The following names are those of men whose lives were a part of Medford's history, and some were known personally by many living today: William Bradbury, Timothy Dexter, Nathan Wait, Daniel Symmes, Darius Wait, John T. Cram, William A. Egery, Thomas Pratt, Oakman Joyce, Nathan W. Wait, Benjamin Moore and R. G. Pinkham. Timothy Dexter's name occurs most frequently as having had bills approved for repairing the pumps. The Waits and Symmeses were blacksmiths; Thomas Pratt, Oakman Joyce, R. G. Thomas Pratt, Oakman Joyce, R. G. Pinkham were carpenters. The last named did a good deal of work on pumps also, and died a few years ago, the last of those here mentioned. John T. Cram was a pump maker and lived on the southerly side of Ship street, opposite Pleasant street, in the little house still standing. He furnished a pine pump in 1843 for Malden's town well, at a cost of $16.67. Dec. 7, 1801 Voted To have guide Boards put up in Market place in Medford, in most suitable place. 25 May 1812 Voted To allow Field V

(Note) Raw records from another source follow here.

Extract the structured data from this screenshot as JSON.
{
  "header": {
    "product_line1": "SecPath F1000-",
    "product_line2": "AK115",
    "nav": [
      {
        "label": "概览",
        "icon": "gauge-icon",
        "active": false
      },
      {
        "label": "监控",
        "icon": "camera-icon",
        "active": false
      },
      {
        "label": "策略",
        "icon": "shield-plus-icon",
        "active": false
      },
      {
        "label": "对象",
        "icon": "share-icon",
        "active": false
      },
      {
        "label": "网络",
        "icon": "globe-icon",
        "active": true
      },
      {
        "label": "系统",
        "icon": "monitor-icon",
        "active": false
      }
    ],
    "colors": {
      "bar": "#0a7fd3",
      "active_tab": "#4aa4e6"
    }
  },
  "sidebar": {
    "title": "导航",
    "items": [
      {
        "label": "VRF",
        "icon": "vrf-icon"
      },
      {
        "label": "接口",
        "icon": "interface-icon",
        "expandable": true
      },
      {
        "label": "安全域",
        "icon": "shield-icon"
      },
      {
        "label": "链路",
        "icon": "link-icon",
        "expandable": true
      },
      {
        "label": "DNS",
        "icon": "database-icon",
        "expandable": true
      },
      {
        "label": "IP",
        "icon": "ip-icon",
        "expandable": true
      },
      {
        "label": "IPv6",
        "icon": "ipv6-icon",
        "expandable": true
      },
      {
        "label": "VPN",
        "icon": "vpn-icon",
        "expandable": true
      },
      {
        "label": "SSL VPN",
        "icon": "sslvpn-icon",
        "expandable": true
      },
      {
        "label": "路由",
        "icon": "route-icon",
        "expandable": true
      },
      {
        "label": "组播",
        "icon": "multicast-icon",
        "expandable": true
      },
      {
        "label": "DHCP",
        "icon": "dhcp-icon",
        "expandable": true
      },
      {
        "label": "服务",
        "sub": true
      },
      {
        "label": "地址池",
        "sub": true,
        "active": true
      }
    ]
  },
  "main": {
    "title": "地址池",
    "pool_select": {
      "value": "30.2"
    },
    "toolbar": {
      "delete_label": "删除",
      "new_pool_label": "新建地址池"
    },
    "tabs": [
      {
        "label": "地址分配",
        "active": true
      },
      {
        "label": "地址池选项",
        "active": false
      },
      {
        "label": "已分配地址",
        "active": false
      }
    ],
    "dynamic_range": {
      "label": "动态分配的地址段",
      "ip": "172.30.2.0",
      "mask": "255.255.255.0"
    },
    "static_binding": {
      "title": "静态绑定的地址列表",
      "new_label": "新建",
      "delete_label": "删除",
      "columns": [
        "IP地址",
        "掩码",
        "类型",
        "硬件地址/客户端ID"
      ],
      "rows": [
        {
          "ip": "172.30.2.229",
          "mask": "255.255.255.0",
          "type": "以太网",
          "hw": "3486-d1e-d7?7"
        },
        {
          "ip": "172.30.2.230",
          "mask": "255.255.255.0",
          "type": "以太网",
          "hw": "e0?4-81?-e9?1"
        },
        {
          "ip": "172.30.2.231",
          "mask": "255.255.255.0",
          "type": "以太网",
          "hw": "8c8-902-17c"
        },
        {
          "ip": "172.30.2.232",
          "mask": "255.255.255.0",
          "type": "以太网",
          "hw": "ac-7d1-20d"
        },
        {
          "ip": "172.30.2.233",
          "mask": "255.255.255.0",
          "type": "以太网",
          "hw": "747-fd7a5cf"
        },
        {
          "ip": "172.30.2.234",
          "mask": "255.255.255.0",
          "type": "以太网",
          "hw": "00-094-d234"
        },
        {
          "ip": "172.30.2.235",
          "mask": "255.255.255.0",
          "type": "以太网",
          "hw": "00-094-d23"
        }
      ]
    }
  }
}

Medford Historical Society Papers, Volume 12., The first Parish in Medford. (search)
of the town into parishes the meeting-house could not be used for town meetings without an arrangement for that purpose with the First Parish. The selectmen maintained their right to the use of the meeting-house, and informed the committee of the parish that on the 17th of May a town meeting would be held in the meeting-house, pursuant to a warrant for that purpose, to choose representatives to the General Court. The meeting-house was closed by the order of the parish committee, and one Thomas Pratt opened and entered it for the transaction of the business of the meeting. The parish committee then brought suit against him for trespass, and on trial the chief-justice maintained the right in law of the parish to the undivided control of its property. The division of the parish at the opening of Mr. Bigelow's ministry was wholly independent of him. It may have had much to do with his brief ministry of less than four years. Mr. Bigelow was well known, having spent his later youth her